In a move being hailed as “groundbreaking,” Universal Music Group has struck a significant licensing deal with the National Music Publisher’s Association (NMPA) in which independent music publishers will receive a cut of the royalties for their songs being performed in music videos and streaming on video websites such as Vevo.
These things are always complicated, but here’s the scoop in plain English (as best as we understand it). Up until recently, streaming music videos were considered a promotional tool by the labels to encourage music sales, so they neither licensed nor paid for the music appearing in those videos. But as streaming content is rapidly becoming the norm in our increasingly mobile culture, more people have been opting to stream music videos from sites such as YouTube and Vevo on their devices, rather than buy CDs or downloads. As a result, Vevo (which is partly owned by Universal) netted a reported $150 million in revenue last year, none of which went to the indie music publishers and songwriters whose songs were playing in the videos. This discrepancy has resulted in increased pressure on the labels to start paying royalties on music videos as a deliverable product.
Under the terms of this deal, NMPA member publishers will license their works for use in music videos under the UMG umbrella, and will receive royalties calculated on a percentage of revenue. The deal reportedly also extends to ringtones and other similar products offered by UMG.
The Universal deal is being hailed by NMPA’s CEO David Israelite as a “model licensing deal.” In a recent statement, he said:
“Music videos have become an important part of the music business ecosystem. They are not simply promotional tools to help sell recordings. The agreement announced today is an important first step in resolving industry-wide music video issues.”

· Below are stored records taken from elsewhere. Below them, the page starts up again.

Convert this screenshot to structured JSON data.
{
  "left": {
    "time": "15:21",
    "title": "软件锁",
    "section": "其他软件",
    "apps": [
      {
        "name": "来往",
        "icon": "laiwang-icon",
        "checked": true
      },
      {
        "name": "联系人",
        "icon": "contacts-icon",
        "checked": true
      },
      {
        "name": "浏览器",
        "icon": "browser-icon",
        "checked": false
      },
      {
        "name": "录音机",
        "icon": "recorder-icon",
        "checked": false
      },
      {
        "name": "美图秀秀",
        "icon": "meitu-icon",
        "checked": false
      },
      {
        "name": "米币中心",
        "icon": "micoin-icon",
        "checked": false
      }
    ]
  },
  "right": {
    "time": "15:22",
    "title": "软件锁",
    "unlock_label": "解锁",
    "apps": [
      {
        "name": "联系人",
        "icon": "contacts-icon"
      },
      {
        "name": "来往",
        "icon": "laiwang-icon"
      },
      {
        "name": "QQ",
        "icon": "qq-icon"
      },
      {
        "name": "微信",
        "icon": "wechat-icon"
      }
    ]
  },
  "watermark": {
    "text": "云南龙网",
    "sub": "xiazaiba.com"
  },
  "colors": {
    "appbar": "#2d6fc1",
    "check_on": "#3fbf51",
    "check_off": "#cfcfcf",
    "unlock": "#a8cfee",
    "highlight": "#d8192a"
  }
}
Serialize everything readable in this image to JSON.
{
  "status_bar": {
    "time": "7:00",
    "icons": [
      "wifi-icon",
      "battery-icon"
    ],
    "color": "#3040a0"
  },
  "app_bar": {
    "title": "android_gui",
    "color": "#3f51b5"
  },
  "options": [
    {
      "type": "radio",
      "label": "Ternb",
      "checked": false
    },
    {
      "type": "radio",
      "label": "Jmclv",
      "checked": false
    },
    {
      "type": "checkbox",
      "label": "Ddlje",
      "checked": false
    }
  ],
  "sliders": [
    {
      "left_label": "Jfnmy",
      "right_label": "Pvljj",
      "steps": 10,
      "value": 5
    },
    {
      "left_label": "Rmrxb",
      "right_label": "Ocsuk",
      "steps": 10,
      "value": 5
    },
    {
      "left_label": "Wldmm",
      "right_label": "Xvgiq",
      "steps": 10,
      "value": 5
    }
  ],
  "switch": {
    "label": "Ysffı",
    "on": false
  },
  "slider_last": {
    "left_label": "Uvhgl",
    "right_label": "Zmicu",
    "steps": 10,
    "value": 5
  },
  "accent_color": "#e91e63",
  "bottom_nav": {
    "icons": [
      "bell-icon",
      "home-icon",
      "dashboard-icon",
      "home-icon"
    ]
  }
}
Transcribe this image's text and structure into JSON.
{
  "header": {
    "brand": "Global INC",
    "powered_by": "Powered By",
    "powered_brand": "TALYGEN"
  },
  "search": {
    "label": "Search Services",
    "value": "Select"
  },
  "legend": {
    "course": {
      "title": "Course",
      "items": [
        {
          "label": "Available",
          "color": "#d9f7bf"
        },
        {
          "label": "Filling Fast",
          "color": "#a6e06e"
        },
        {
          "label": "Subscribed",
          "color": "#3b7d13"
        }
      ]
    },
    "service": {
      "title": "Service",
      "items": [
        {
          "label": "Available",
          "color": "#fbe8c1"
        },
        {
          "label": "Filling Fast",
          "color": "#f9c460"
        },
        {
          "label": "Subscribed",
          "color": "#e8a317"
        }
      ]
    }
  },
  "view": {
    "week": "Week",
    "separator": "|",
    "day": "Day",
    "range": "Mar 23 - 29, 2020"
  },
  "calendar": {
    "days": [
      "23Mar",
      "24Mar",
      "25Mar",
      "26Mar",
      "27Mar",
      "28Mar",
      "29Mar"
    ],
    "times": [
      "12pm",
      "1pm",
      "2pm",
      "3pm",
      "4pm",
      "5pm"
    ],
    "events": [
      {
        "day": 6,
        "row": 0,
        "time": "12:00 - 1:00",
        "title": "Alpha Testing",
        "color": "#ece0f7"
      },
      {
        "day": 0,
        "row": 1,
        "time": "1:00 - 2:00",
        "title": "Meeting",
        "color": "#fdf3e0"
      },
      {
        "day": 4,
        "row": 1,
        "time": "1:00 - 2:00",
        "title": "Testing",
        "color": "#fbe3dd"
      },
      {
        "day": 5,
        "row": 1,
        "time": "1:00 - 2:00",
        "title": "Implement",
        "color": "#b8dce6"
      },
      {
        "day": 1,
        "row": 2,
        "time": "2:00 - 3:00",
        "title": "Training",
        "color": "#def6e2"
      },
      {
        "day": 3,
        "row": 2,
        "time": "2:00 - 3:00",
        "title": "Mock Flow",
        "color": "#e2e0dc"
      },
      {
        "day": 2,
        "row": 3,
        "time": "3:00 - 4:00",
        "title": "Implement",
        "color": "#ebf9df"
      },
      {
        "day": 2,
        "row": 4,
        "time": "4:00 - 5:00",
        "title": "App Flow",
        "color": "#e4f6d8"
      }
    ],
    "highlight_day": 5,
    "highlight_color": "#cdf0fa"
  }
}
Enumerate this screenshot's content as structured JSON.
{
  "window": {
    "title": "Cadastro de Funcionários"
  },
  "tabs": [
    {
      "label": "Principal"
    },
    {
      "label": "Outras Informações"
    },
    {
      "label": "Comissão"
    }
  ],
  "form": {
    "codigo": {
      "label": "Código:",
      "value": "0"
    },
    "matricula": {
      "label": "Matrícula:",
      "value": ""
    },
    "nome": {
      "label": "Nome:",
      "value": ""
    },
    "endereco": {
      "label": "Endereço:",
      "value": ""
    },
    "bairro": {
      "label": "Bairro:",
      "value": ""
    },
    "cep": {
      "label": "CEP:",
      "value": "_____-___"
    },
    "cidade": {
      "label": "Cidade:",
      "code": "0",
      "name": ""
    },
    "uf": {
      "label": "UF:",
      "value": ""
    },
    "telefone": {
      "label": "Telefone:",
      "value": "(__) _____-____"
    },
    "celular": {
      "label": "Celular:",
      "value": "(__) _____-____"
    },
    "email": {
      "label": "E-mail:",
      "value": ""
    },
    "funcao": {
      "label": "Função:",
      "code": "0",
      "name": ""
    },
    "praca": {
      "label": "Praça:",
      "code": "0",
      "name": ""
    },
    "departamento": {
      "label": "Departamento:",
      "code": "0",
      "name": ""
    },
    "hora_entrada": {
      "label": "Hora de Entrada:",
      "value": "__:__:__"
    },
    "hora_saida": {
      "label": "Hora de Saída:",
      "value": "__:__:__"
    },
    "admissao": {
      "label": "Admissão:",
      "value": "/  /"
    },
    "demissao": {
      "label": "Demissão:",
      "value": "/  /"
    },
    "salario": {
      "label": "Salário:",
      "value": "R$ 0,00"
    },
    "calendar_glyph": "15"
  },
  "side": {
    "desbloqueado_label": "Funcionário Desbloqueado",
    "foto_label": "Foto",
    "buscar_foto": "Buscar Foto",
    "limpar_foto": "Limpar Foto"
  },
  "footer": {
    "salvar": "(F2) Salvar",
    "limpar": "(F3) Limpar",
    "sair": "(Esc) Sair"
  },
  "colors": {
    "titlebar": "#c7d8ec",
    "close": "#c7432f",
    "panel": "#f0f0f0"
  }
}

The deal is the first of its kind between NMPA and a major label, and will no doubt increase pressure on other labels to follow suit as a rapidly changing music market continues to present challenges to ensure that songwriters, musicians and publishers are fairly compensated for their work.